I read an excellent book earlier this year called Strategy Beyond the Hockey Stick where McKinsey authors Chris Bradley, Martin Hirt, and Sven Smit researched more than 2,000 companies over two decades to show that corporate performance follows a power curve. A small number of companies capture the lion’s share of global economic profit, while the vast majority return just slightly above their cost of capital. The authors focused on a group of 1,100 publicly traded companies, across a wide range of industries and geographies, with revenue exceeding $1 billion.
According to McKinsey, these resilient companies did three things:
Cleaned up their financials to achieve flexibility
Cut costs ahead of the curve
Focused on growth, even if it meant incurring costs
The message I enjoyed in this book is how the data points out fortune favors the bold. Proven leaders know there is a big difference between reckless and bold. The evidence shows over the two decades that companies are not brave enough. One can be bold and smart, attributes necessary for a company to flourish. The biggest risk is to play it too safe.
What wins in a recession is the elusive word in all dynamic endeavors; balance. A flourishing company has a careful balance of defensive and offensive moves. The best companies reduce costs selectively by focusing on operational efficiencies, while their relative investment in marketing, R&D, and new assets increase. When a company goes too far in cutting costs where they are hitting muscle or at the other extreme, ignoring the downturn, it makes the situation worse. Again, balance is the goal.
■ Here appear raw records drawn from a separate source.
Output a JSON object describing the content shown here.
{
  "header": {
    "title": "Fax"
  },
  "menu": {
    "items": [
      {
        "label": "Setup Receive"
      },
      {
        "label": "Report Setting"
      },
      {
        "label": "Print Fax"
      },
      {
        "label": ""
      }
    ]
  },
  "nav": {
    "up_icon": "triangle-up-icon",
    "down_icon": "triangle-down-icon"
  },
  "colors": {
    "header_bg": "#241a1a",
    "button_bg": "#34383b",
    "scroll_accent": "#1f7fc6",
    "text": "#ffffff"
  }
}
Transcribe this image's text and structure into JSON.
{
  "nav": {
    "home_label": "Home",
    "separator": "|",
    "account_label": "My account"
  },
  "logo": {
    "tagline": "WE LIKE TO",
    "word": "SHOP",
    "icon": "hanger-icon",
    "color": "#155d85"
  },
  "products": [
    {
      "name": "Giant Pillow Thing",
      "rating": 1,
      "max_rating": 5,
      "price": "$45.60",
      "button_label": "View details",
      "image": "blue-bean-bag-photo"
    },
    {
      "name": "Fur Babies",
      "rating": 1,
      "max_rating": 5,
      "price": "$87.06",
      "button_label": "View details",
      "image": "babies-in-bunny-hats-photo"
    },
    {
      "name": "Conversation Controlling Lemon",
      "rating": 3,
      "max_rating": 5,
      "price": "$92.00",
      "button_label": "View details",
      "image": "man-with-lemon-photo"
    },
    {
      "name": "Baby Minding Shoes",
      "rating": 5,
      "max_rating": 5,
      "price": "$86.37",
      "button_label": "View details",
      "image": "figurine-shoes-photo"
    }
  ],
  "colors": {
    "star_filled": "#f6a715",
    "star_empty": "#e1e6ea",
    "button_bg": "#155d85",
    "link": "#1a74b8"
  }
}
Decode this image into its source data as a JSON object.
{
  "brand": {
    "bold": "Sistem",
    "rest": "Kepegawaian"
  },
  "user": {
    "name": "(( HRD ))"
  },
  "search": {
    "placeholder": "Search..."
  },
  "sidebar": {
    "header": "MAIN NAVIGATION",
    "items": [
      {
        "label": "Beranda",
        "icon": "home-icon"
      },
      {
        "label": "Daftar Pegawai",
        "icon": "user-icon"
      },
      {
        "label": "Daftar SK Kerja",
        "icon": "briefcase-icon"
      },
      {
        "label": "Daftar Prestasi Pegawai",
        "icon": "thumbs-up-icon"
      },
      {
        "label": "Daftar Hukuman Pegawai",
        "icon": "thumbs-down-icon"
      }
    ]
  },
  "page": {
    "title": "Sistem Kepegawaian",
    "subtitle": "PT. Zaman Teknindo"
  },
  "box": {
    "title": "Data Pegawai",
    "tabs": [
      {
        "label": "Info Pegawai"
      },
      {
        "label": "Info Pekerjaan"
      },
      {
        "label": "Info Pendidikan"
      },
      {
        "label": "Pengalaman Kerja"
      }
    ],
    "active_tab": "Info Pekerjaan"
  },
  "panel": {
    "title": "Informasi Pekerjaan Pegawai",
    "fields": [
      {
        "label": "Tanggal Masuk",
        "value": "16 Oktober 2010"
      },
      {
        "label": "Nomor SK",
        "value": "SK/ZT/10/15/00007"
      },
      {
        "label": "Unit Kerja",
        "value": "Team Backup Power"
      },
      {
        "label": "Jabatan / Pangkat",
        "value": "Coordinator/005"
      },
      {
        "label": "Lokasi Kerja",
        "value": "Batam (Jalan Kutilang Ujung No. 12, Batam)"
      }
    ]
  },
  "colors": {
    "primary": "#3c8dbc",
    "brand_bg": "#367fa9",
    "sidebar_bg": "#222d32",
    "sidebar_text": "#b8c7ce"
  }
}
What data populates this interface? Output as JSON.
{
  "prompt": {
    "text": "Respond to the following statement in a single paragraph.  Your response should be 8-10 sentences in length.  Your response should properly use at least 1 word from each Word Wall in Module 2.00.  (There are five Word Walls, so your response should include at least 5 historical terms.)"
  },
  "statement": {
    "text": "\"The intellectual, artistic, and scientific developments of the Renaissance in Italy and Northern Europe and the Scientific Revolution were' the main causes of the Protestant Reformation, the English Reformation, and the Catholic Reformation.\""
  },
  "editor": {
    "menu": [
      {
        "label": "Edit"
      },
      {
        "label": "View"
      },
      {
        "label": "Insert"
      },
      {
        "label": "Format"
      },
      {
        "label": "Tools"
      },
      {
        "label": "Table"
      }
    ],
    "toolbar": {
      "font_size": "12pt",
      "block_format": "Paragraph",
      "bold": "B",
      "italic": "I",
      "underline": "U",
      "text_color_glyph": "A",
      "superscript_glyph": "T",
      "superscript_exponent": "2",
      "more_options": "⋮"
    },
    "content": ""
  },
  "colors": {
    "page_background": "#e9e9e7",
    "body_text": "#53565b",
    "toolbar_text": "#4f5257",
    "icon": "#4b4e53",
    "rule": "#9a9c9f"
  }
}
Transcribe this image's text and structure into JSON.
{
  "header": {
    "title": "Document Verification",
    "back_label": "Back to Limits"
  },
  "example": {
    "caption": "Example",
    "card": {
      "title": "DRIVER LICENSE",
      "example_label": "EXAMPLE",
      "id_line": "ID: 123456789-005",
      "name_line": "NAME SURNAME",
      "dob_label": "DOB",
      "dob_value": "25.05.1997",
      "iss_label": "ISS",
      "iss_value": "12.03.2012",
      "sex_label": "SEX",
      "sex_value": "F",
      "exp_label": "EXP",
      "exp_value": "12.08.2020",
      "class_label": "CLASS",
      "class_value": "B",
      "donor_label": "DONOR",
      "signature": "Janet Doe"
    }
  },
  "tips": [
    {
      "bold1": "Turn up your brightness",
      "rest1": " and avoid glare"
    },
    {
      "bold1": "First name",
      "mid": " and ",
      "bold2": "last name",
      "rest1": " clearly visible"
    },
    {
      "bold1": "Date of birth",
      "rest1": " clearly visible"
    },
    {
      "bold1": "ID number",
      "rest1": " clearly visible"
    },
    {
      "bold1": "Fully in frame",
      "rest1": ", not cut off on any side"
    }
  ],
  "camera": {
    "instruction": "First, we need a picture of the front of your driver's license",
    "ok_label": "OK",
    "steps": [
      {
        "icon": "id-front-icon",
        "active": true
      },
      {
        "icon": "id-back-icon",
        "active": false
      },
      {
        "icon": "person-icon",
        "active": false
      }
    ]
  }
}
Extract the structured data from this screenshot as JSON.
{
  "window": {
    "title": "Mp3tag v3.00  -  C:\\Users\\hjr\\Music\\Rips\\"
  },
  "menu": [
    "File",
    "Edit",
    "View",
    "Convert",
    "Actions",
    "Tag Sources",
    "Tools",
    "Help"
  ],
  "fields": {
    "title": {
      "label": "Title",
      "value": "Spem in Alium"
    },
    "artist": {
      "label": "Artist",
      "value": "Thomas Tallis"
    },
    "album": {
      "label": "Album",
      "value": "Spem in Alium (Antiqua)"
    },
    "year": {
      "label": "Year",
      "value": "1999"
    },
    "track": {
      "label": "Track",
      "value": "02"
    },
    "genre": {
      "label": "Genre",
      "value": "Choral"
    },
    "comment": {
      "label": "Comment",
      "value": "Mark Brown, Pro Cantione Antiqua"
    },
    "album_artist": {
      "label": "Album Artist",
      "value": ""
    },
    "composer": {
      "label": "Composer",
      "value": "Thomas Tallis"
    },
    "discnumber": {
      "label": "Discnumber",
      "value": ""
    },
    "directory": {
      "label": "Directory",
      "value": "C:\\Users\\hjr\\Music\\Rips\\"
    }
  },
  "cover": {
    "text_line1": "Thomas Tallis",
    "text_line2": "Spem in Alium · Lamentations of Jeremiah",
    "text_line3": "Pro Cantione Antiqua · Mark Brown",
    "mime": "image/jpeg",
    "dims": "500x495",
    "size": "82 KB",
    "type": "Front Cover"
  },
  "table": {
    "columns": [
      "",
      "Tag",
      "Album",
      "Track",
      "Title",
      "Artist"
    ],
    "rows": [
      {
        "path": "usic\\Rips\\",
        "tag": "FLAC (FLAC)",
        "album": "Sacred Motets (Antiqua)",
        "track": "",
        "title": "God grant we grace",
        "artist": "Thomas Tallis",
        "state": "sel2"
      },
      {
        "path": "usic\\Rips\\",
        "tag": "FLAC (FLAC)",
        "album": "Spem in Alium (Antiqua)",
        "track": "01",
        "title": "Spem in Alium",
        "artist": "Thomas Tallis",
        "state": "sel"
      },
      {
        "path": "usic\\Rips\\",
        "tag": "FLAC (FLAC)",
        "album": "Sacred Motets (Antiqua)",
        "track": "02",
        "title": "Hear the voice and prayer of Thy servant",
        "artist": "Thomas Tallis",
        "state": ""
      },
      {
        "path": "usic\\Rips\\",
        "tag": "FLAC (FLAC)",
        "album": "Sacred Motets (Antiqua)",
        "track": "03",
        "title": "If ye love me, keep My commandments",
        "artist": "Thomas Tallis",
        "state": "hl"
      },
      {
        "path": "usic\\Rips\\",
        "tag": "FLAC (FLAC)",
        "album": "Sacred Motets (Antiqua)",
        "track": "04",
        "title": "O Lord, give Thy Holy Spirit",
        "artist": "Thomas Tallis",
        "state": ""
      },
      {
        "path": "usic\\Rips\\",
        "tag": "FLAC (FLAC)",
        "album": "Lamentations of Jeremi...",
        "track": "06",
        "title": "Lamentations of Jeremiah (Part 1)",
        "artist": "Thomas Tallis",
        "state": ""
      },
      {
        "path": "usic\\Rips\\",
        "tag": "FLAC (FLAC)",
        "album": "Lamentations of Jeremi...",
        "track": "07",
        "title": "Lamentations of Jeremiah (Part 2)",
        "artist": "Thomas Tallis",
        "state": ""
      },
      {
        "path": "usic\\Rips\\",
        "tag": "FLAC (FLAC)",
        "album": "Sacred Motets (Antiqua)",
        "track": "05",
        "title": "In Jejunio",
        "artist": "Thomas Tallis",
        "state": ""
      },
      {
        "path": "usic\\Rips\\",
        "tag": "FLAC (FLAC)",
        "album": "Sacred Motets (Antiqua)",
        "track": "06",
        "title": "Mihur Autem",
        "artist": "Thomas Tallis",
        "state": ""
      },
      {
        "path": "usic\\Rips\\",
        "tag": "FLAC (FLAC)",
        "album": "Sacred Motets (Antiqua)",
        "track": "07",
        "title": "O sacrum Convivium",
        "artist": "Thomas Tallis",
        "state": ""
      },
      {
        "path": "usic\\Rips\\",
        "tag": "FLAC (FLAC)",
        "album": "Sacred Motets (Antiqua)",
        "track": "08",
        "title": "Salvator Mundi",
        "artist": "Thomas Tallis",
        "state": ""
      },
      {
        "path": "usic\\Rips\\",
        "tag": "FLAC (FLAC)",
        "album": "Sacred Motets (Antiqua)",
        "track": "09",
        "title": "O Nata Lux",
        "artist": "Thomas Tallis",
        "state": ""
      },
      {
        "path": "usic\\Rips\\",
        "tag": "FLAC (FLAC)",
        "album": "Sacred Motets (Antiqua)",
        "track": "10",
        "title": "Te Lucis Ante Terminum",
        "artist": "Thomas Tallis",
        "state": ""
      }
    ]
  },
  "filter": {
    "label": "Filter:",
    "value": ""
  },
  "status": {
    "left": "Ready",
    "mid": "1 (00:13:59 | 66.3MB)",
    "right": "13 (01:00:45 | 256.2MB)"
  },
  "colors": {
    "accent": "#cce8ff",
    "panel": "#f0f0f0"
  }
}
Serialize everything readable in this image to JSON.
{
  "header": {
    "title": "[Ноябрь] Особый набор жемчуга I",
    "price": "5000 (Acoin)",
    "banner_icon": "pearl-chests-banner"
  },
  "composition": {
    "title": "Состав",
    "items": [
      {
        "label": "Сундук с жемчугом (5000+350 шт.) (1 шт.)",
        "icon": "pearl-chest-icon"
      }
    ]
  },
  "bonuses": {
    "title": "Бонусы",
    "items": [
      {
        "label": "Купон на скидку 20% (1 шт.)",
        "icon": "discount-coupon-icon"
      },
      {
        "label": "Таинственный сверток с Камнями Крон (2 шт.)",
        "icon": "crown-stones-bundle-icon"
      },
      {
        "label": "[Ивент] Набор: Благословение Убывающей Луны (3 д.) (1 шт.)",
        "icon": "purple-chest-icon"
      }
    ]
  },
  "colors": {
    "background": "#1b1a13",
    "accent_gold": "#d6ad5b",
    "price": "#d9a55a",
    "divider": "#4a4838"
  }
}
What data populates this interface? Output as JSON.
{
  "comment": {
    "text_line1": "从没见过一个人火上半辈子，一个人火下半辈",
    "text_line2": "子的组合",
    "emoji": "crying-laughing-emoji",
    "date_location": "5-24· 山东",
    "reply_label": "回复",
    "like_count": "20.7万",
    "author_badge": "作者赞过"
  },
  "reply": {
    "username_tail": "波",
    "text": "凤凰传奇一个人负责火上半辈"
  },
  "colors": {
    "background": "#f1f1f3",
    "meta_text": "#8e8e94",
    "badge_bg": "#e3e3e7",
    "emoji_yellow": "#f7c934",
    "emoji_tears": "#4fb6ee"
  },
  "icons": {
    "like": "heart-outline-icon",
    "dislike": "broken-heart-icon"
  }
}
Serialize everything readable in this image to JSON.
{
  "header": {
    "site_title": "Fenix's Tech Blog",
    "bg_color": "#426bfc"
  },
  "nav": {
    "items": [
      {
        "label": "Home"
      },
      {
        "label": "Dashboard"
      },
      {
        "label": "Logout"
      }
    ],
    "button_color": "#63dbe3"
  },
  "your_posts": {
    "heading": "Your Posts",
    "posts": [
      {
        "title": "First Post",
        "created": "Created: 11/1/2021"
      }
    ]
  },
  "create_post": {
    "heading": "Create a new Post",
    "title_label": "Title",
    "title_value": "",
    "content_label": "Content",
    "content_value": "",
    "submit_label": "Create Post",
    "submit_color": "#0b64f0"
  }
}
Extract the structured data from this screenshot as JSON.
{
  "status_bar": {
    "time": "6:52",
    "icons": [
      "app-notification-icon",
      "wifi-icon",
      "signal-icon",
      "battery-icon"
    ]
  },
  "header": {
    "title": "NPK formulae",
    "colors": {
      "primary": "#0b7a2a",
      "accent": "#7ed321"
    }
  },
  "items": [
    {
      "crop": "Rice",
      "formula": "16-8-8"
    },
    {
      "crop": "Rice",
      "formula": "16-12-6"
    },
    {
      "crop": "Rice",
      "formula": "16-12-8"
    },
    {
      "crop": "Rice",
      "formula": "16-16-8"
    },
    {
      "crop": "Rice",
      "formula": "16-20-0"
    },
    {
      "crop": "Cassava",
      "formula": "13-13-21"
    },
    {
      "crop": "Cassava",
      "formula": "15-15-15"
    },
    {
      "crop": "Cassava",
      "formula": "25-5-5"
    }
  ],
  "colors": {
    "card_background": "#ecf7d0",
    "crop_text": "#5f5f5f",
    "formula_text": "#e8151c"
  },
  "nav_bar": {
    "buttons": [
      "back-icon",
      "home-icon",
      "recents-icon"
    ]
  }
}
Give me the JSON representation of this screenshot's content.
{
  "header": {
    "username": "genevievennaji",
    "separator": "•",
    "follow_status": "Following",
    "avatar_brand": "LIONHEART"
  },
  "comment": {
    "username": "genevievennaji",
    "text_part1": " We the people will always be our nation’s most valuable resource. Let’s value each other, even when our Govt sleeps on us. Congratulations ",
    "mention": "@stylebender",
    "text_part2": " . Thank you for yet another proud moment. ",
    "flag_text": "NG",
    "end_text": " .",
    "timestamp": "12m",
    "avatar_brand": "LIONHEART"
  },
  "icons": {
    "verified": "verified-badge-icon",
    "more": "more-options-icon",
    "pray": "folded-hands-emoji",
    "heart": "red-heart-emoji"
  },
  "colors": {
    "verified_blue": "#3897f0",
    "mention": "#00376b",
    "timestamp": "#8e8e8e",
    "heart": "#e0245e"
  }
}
Companies often respond to recessions with corporate concern and operational contraction. However, a different perspective and approach based on research is helpful. Markets run through cycles to better align themselves with reality. Many companies have lived through a few recessions, and their leaders know how to brace themselves and even take advantage of the new order. In 2019, pundits are telling us that a recession is coming; the exact time is not known. Regardless of timing, what companies can do is respond with boldness and come out the other side a little stronger.
I’ve learned not to worry about recessions since I believe downturns provide a stress test of our actual habits and discipline. Recessions also help clean out the opportunists who benefited from the good times, but weren’t committed to the long-term. History has shown that recessions can be a catalyst for innovation since new answers are required. The bulwark against a slump is to get ahead of the conversation, take action, and increase the company’s collective skillset. In short, operational excellence will need to increase across the board.
Are your capabilities ascending? How good is your company working together for the benefit of customers and all stakeholders? Recessions require us to be smarter, not timid. We’ve seen this movie before and being prepared to take well-researched defensive and offensive measures is smart. If you love to chase excellence, a recession doesn’t have to be a long-term adverse event. Your improved position on the other side of a downturn could surprise you.
All human history is about change, but growth is not assured. Achieving a stronger position requires company leaders to be agile enough to comply with a new reality after the recession. As always, there will be losers, a few winners, but most companies will continue to plateau and stagnate. The parable of the scorpion and the frog never stops teaching us a valuable lesson about, “I can’t help it; it’s in my nature.”
No one truly knows the future. We can, however, plan for the worst and hope for the best.
Articles and Books Mentioned (please read them all):
- The Innovation Recession, Grant Thornton
- Roading Out of Recession, Harvard Business Review
- The Case for Digital Reinvention, McKinsey
- Beyond the Downturn: Recession Strategies to Take the Lead, Bain and Company
- Strategy Beyond the Hockey Stick